Out this morning with the Sony setup, I noticed that the few plovers on the seawall weren’t quite as confiding as they had been the other day when I was shooting with physically smaller gear. In spite of the fact that the Sony’s relative reach is ~920mm vs. ~512mm for the Canon with 100-400mm + 1.4X, the pixel width of the critters ended up being only slightly bigger with today’s shots.
Over the years it’s been more or less the same, some critters more picky than others. With the 180mm APO and 2X, most birds would tolerate me closer than when I was using the 280mm f/2.8 APO and 2X. I always wondered whether it was the hood, the length, or both. But in the limited number of times I’ve used the Sony 200-600mm so far, I’ve noticed that the most birds rate it same as a bazooka.

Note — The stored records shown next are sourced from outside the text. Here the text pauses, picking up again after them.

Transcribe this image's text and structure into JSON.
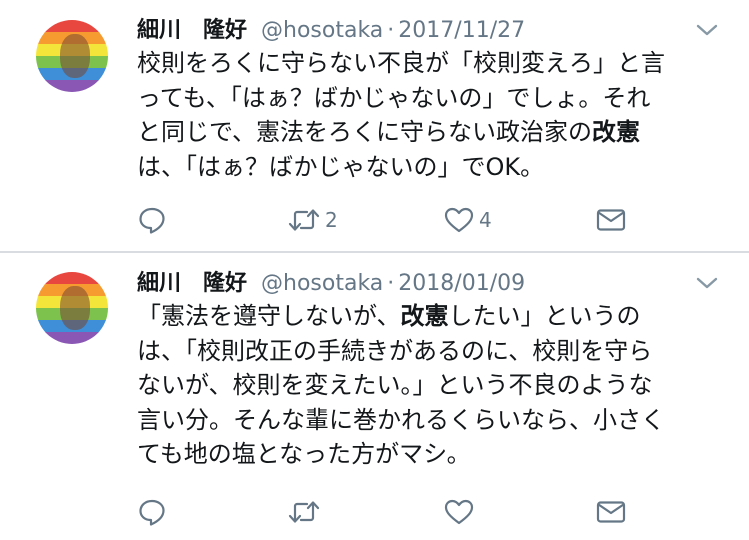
{
  "tweets": [
    {
      "author_name": "細川　隆好",
      "handle": "@hosotaka",
      "separator": "·",
      "date": "2017/11/27",
      "lines": [
        [
          {
            "t": "校則をろくに守らない不良が「校則変えろ」と言"
          }
        ],
        [
          {
            "t": "っても、「はぁ？ばかじゃないの」でしょ。それ"
          }
        ],
        [
          {
            "t": "と同じで、憲法をろくに守らない政治家の"
          },
          {
            "t": "改憲",
            "b": true
          }
        ],
        [
          {
            "t": "は、「はぁ？ばかじゃないの」でOK。"
          }
        ]
      ],
      "reply_count": "",
      "retweet_count": "2",
      "like_count": "4"
    },
    {
      "author_name": "細川　隆好",
      "handle": "@hosotaka",
      "separator": "·",
      "date": "2018/01/09",
      "lines": [
        [
          {
            "t": "「憲法を遵守しないが、"
          },
          {
            "t": "改憲",
            "b": true
          },
          {
            "t": "したい」というの"
          }
        ],
        [
          {
            "t": "は、「校則改正の手続きがあるのに、校則を守ら"
          }
        ],
        [
          {
            "t": "ないが、校則を変えたい。」という不良のような"
          }
        ],
        [
          {
            "t": "言い分。そんな輩に巻かれるくらいなら、小さく"
          }
        ],
        [
          {
            "t": "ても地の塩となった方がマシ。"
          }
        ]
      ],
      "reply_count": "",
      "retweet_count": "",
      "like_count": ""
    }
  ],
  "icons": {
    "reply": "speech-bubble-icon",
    "retweet": "retweet-arrows-icon",
    "like": "heart-icon",
    "dm": "envelope-icon",
    "more": "chevron-down-icon"
  },
  "colors": {
    "text": "#14171a",
    "secondary": "#657786",
    "divider": "#d9dde1",
    "avatar_bands": [
      "#e8473f",
      "#f59b2f",
      "#f4e53b",
      "#7cc24c",
      "#3f8fd8",
      "#8a57b5"
    ]
  }
}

No problem here, as the Sony setup isn’t really my first choice for moving about in the field. It has other intended applications as soon as—well, if—I can travel again, though it might be better paired with a full-frame option by then.
Until then, those lightweight RF lenses are fantastic for non-rainy weather, and the compact EF glass works well when the weather is either rainy or a question mark . . .
. . . which is most of the time in these parts . . .